Record excerpts:
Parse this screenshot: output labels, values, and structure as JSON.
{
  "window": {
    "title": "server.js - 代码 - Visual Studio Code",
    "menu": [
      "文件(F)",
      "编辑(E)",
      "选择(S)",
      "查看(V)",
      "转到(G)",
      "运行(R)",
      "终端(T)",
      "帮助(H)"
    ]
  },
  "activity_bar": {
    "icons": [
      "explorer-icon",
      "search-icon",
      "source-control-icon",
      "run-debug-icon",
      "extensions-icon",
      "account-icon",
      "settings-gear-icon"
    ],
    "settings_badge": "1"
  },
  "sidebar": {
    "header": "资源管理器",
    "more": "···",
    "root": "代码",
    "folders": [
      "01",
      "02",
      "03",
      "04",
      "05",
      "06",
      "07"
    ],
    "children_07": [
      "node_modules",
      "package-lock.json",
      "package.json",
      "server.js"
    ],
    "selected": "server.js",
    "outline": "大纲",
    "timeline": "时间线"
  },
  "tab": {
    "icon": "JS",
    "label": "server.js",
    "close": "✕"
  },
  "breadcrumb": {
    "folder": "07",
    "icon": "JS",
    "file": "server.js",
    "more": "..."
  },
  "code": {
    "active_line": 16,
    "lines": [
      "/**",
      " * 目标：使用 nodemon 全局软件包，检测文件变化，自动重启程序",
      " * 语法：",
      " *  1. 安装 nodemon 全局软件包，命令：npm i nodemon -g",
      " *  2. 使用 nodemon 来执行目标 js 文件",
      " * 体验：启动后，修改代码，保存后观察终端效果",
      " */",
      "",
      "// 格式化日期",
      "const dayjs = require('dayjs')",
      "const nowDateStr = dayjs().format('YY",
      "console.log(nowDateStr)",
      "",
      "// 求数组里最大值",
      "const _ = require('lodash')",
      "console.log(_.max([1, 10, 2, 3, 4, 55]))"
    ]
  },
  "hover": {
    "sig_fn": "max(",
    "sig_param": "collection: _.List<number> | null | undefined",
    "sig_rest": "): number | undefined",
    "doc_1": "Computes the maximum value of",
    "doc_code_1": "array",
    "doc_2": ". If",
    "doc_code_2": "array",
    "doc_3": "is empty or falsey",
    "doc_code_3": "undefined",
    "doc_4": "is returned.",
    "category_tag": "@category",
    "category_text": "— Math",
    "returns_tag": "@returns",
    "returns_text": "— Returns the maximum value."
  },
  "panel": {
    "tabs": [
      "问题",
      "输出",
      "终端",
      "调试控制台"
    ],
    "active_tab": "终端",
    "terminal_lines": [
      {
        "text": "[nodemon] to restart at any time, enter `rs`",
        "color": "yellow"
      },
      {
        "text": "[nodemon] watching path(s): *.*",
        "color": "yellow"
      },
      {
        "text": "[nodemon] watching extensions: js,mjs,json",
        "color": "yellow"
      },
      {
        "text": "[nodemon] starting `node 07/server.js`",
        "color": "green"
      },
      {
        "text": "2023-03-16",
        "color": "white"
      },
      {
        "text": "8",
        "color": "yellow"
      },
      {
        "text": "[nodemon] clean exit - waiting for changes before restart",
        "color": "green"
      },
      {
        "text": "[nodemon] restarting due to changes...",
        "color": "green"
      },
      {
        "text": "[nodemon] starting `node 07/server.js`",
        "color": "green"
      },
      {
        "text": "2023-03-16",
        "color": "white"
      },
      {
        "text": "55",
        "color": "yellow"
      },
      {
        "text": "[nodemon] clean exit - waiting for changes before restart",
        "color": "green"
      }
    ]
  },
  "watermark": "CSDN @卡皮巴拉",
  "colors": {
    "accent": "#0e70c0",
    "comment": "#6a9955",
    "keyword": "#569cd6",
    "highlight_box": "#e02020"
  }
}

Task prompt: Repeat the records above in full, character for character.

Answer to the problem:
Parse this screenshot: output labels, values, and structure as JSON.
{
  "window": {
    "title": "server.js - 代码 - Visual Studio Code",
    "menu": [
      "文件(F)",
      "编辑(E)",
      "选择(S)",
      "查看(V)",
      "转到(G)",
      "运行(R)",
      "终端(T)",
      "帮助(H)"
    ]
  },
  "activity_bar": {
    "icons": [
      "explorer-icon",
      "search-icon",
      "source-control-icon",
      "run-debug-icon",
      "extensions-icon",
      "account-icon",
      "settings-gear-icon"
    ],
    "settings_badge": "1"
  },
  "sidebar": {
    "header": "资源管理器",
    "more": "···",
    "root": "代码",
    "folders": [
      "01",
      "02",
      "03",
      "04",
      "05",
      "06",
      "07"
    ],
    "children_07": [
      "node_modules",
      "package-lock.json",
      "package.json",
      "server.js"
    ],
    "selected": "server.js",
    "outline": "大纲",
    "timeline": "时间线"
  },
  "tab": {
    "icon": "JS",
    "label": "server.js",
    "close": "✕"
  },
  "breadcrumb": {
    "folder": "07",
    "icon": "JS",
    "file": "server.js",
    "more": "..."
  },
  "code": {
    "active_line": 16,
    "lines": [
      "/**",
      " * 目标：使用 nodemon 全局软件包，检测文件变化，自动重启程序",
      " * 语法：",
      " *  1. 安装 nodemon 全局软件包，命令：npm i nodemon -g",
      " *  2. 使用 nodemon 来执行目标 js 文件",
      " * 体验：启动后，修改代码，保存后观察终端效果",
      " */",
      "",
      "// 格式化日期",
      "const dayjs = require('dayjs')",
      "const nowDateStr = dayjs().format('YY",
      "console.log(nowDateStr)",
      "",
      "// 求数组里最大值",
      "const _ = require('lodash')",
      "console.log(_.max([1, 10, 2, 3, 4, 55]))"
    ]
  },
  "hover": {
    "sig_fn": "max(",
    "sig_param": "collection: _.List<number> | null | undefined",
    "sig_rest": "): number | undefined",
    "doc_1": "Computes the maximum value of",
    "doc_code_1": "array",
    "doc_2": ". If",
    "doc_code_2": "array",
    "doc_3": "is empty or falsey",
    "doc_code_3": "undefined",
    "doc_4": "is returned.",
    "category_tag": "@category",
    "category_text": "— Math",
    "returns_tag": "@returns",
    "returns_text": "— Returns the maximum value."
  },
  "panel": {
    "tabs": [
      "问题",
      "输出",
      "终端",
      "调试控制台"
    ],
    "active_tab": "终端",
    "terminal_lines": [
      {
        "text": "[nodemon] to restart at any time, enter `rs`",
        "color": "yellow"
      },
      {
        "text": "[nodemon] watching path(s): *.*",
        "color": "yellow"
      },
      {
        "text": "[nodemon] watching extensions: js,mjs,json",
        "color": "yellow"
      },
      {
        "text": "[nodemon] starting `node 07/server.js`",
        "color": "green"
      },
      {
        "text": "2023-03-16",
        "color": "white"
      },
      {
        "text": "8",
        "color": "yellow"
      },
      {
        "text": "[nodemon] clean exit - waiting for changes before restart",
        "color": "green"
      },
      {
        "text": "[nodemon] restarting due to changes...",
        "color": "green"
      },
      {
        "text": "[nodemon] starting `node 07/server.js`",
        "color": "green"
      },
      {
        "text": "2023-03-16",
        "color": "white"
      },
      {
        "text": "55",
        "color": "yellow"
      },
      {
        "text": "[nodemon] clean exit - waiting for changes before restart",
        "color": "green"
      }
    ]
  },
  "watermark": "CSDN @卡皮巴拉",
  "colors": {
    "accent": "#0e70c0",
    "comment": "#6a9955",
    "keyword": "#569cd6",
    "highlight_box": "#e02020"
  }
}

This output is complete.